Dad had mostly lost the use of his left hand, lost virtually all of his independence, and lost the ability to hunt and to work around the house. Mom lost much of her independence as well. And they both lost a good bit of money as their sole source of income became the combined benefits of an employer provided long-term disability plan and state-provided Social Security payments.

And yet for all that, they both saw that the things they gained through that difficulty, most notably a greater dependence on God and a deeper patience and love for God’s people, somehow exceeded what they had lost.


This call to hidden fidelity does not mean there are no broader ramifications of the Christian faith.
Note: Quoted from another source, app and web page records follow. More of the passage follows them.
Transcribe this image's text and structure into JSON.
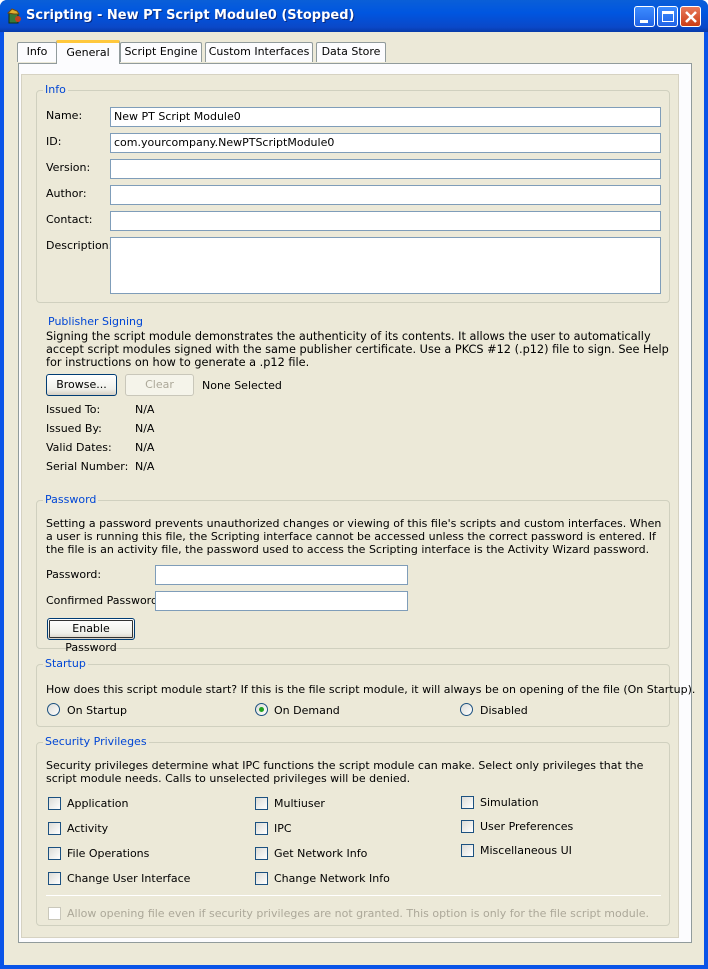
{
  "window": {
    "title": "Scripting - New PT Script Module0 (Stopped)"
  },
  "tabs": [
    {
      "label": "Info"
    },
    {
      "label": "General"
    },
    {
      "label": "Script Engine"
    },
    {
      "label": "Custom Interfaces"
    },
    {
      "label": "Data Store"
    }
  ],
  "info": {
    "legend": "Info",
    "name_label": "Name:",
    "name_value": "New PT Script Module0",
    "id_label": "ID:",
    "id_value": "com.yourcompany.NewPTScriptModule0",
    "version_label": "Version:",
    "version_value": "",
    "author_label": "Author:",
    "author_value": "",
    "contact_label": "Contact:",
    "contact_value": "",
    "description_label": "Description:",
    "description_value": ""
  },
  "publisher": {
    "legend": "Publisher Signing",
    "description": "Signing the script module demonstrates the authenticity of its contents. It allows the user to automatically accept script modules signed with the same publisher certificate. Use a PKCS #12 (.p12) file to sign. See Help for instructions on how to generate a .p12 file.",
    "browse_label": "Browse...",
    "clear_label": "Clear",
    "selected_text": "None Selected",
    "issued_to_label": "Issued To:",
    "issued_to_value": "N/A",
    "issued_by_label": "Issued By:",
    "issued_by_value": "N/A",
    "valid_dates_label": "Valid Dates:",
    "valid_dates_value": "N/A",
    "serial_label": "Serial Number:",
    "serial_value": "N/A"
  },
  "password": {
    "legend": "Password",
    "description": "Setting a password prevents unauthorized changes or viewing of this file's scripts and custom interfaces. When a user is running this file, the Scripting interface cannot be accessed unless the correct password is entered.  If the file is an activity file, the password used to access the Scripting interface is the Activity Wizard password.",
    "password_label": "Password:",
    "confirm_label": "Confirmed Password:",
    "enable_label": "Enable Password"
  },
  "startup": {
    "legend": "Startup",
    "description": "How does this script module start?  If this is the file script module, it will always be on opening of the file (On Startup).",
    "options": [
      {
        "label": "On Startup",
        "selected": false
      },
      {
        "label": "On Demand",
        "selected": true
      },
      {
        "label": "Disabled",
        "selected": false
      }
    ]
  },
  "security": {
    "legend": "Security Privileges",
    "description": "Security privileges determine what IPC functions the script module can make. Select only privileges that the script module needs. Calls to unselected privileges will be denied.",
    "privileges": [
      {
        "label": "Application",
        "checked": false
      },
      {
        "label": "Activity",
        "checked": false
      },
      {
        "label": "File Operations",
        "checked": false
      },
      {
        "label": "Change User Interface",
        "checked": false
      },
      {
        "label": "Multiuser",
        "checked": false
      },
      {
        "label": "IPC",
        "checked": false
      },
      {
        "label": "Get Network Info",
        "checked": false
      },
      {
        "label": "Change Network Info",
        "checked": false
      },
      {
        "label": "Simulation",
        "checked": false
      },
      {
        "label": "User Preferences",
        "checked": false
      },
      {
        "label": "Miscellaneous UI",
        "checked": false
      }
    ],
    "allow_label": "Allow opening file even if security privileges are not granted. This option is only for the file script module."
  }
}
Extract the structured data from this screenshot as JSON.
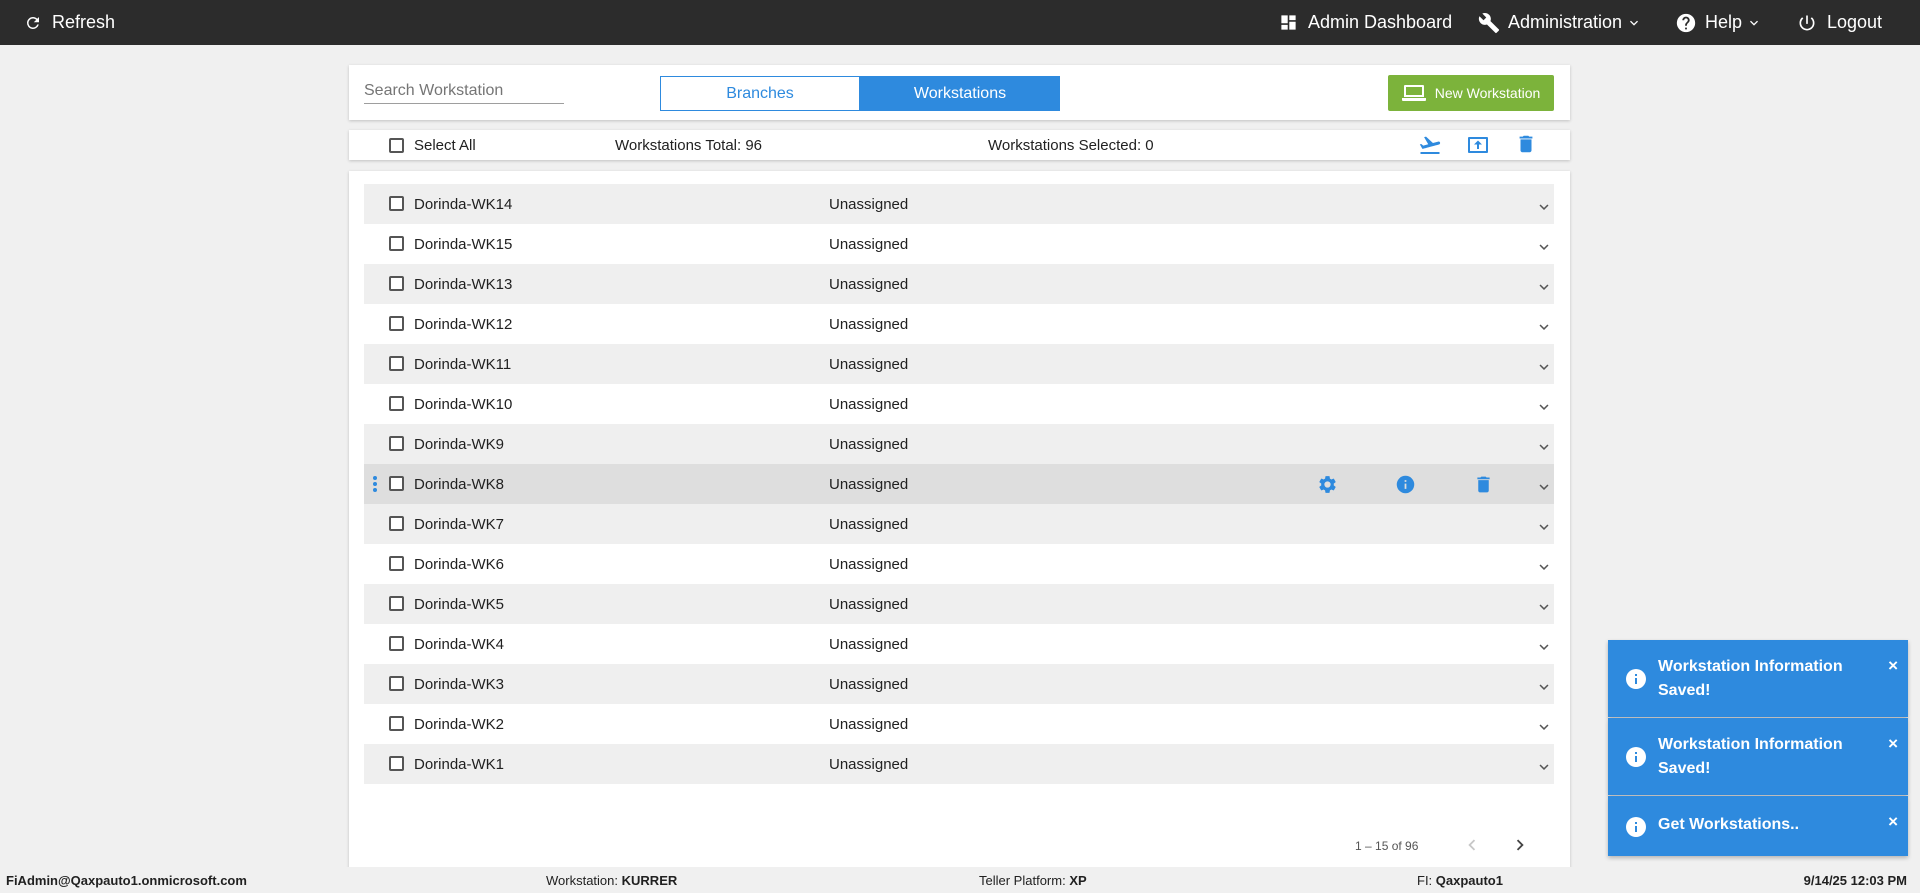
{
  "topbar": {
    "refresh_label": "Refresh",
    "dashboard_label": "Admin Dashboard",
    "administration_label": "Administration",
    "help_label": "Help",
    "logout_label": "Logout"
  },
  "header": {
    "search_placeholder": "Search Workstation",
    "tab_branches": "Branches",
    "tab_workstations": "Workstations",
    "active_tab": "Workstations",
    "new_button_label": "New Workstation"
  },
  "toolbar": {
    "select_all_label": "Select All",
    "total_label": "Workstations Total: 96",
    "selected_label": "Workstations Selected: 0"
  },
  "rows": [
    {
      "name": "Dorinda-WK14",
      "assignment": "Unassigned"
    },
    {
      "name": "Dorinda-WK15",
      "assignment": "Unassigned"
    },
    {
      "name": "Dorinda-WK13",
      "assignment": "Unassigned"
    },
    {
      "name": "Dorinda-WK12",
      "assignment": "Unassigned"
    },
    {
      "name": "Dorinda-WK11",
      "assignment": "Unassigned"
    },
    {
      "name": "Dorinda-WK10",
      "assignment": "Unassigned"
    },
    {
      "name": "Dorinda-WK9",
      "assignment": "Unassigned"
    },
    {
      "name": "Dorinda-WK8",
      "assignment": "Unassigned"
    },
    {
      "name": "Dorinda-WK7",
      "assignment": "Unassigned"
    },
    {
      "name": "Dorinda-WK6",
      "assignment": "Unassigned"
    },
    {
      "name": "Dorinda-WK5",
      "assignment": "Unassigned"
    },
    {
      "name": "Dorinda-WK4",
      "assignment": "Unassigned"
    },
    {
      "name": "Dorinda-WK3",
      "assignment": "Unassigned"
    },
    {
      "name": "Dorinda-WK2",
      "assignment": "Unassigned"
    },
    {
      "name": "Dorinda-WK1",
      "assignment": "Unassigned"
    }
  ],
  "pagination": {
    "range_label": "1 – 15 of 96"
  },
  "toasts": [
    {
      "message": "Workstation Information Saved!",
      "close": "×"
    },
    {
      "message": "Workstation Information Saved!",
      "close": "×"
    },
    {
      "message": "Get Workstations..",
      "close": "×"
    }
  ],
  "statusbar": {
    "user": "FiAdmin@Qaxpauto1.onmicrosoft.com",
    "workstation_label": "Workstation:",
    "workstation_value": "KURRER",
    "platform_label": "Teller Platform:",
    "platform_value": "XP",
    "fi_label": "FI:",
    "fi_value": "Qaxpauto1",
    "datetime": "9/14/25 12:03 PM"
  },
  "colors": {
    "accent": "#2e8ade",
    "new_button": "#7cb33b",
    "topbar": "#2c2c2c"
  }
}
I have already said that there are. But it means a church that loses hidden faith will not be able to sustain public faith.

It will, rather, become what the Pharisees were in Jesus’ own day—white-washed tombs, cups scrubbed clean on the outside but filthy on the inside. Scripture teaches us plainly that “man looks on the outward appearance, but God looks on the heart” (1 Sam. 16:7 NKJV).

The failure of the American church is that we have become indifferent to the heart. This is because fidelity of the heart will compel us toward an external fidelity that is frequently uncomfortable, demanding, and dangerous.

Taken from In Search of the Common Good by Jake Meador. Copyright (c) 2019 by Jake Meador. Published by InterVarsity Press, Downers Grove, IL.

Jake Meador is vice president of the Davenant Institute and the editor in chief of Mere Orthodoxy, an online magazine covering the Christian faith in the public sphere. He lives with his wife and children in his hometown of Lincoln, Nebraska. Learn more at